▸ **Problem to work on**: Would you count the lines below that contain the string "Appとブック" and reply with that number only?

== Segment start ==

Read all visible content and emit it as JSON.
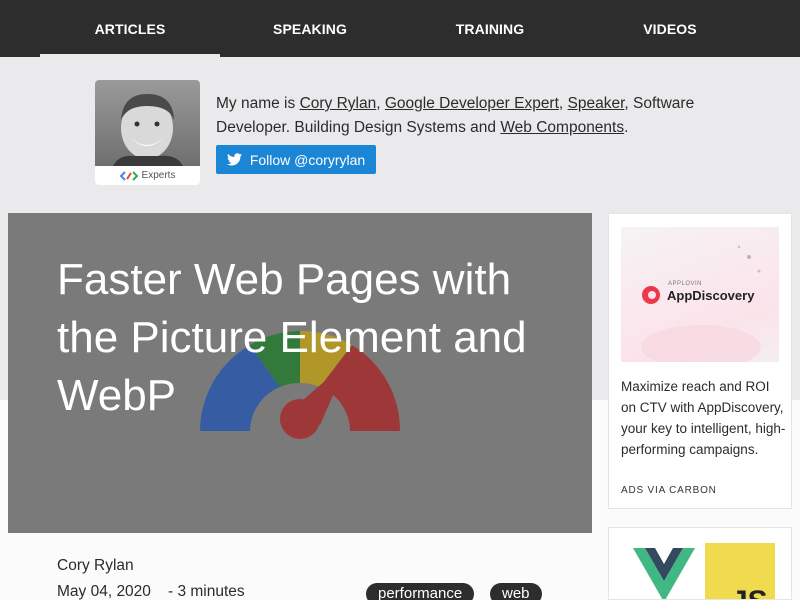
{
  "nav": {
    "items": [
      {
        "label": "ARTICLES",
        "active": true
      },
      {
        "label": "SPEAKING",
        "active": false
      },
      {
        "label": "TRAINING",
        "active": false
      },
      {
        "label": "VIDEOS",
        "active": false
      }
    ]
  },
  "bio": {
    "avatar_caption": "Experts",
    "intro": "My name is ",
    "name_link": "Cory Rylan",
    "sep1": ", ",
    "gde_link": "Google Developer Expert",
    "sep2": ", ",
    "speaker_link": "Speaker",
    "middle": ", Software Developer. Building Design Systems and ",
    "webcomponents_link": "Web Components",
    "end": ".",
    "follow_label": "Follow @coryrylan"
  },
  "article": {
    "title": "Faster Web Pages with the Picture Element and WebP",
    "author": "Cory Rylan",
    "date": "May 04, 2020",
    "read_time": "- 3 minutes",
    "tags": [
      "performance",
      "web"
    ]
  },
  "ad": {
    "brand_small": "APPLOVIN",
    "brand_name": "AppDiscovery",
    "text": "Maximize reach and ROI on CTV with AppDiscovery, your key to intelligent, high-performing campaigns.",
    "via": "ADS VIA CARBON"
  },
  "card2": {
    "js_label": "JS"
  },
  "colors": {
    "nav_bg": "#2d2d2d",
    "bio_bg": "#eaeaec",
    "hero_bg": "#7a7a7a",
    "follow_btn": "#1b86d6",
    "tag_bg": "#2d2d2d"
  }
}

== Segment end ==
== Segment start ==

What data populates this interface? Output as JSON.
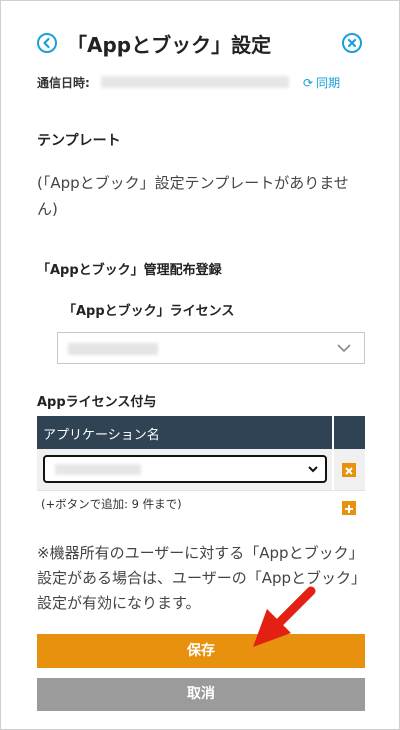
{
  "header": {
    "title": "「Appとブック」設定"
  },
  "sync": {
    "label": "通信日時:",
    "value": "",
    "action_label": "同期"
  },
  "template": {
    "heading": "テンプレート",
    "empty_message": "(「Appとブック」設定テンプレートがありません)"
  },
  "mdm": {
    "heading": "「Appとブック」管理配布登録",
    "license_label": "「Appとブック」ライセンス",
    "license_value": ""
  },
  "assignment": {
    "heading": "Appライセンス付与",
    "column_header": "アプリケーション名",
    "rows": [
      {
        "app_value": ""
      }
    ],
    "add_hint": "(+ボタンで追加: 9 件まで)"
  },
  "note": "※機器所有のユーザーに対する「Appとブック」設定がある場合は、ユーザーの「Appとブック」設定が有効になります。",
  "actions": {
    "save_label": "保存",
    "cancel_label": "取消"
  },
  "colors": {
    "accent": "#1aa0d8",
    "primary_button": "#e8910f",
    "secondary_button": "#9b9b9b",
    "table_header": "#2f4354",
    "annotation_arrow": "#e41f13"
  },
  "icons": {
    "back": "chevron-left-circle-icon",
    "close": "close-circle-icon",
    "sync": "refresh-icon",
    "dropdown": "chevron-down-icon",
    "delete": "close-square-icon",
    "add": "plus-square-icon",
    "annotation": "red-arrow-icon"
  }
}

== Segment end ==

▸ **Solution to this exercise**: 5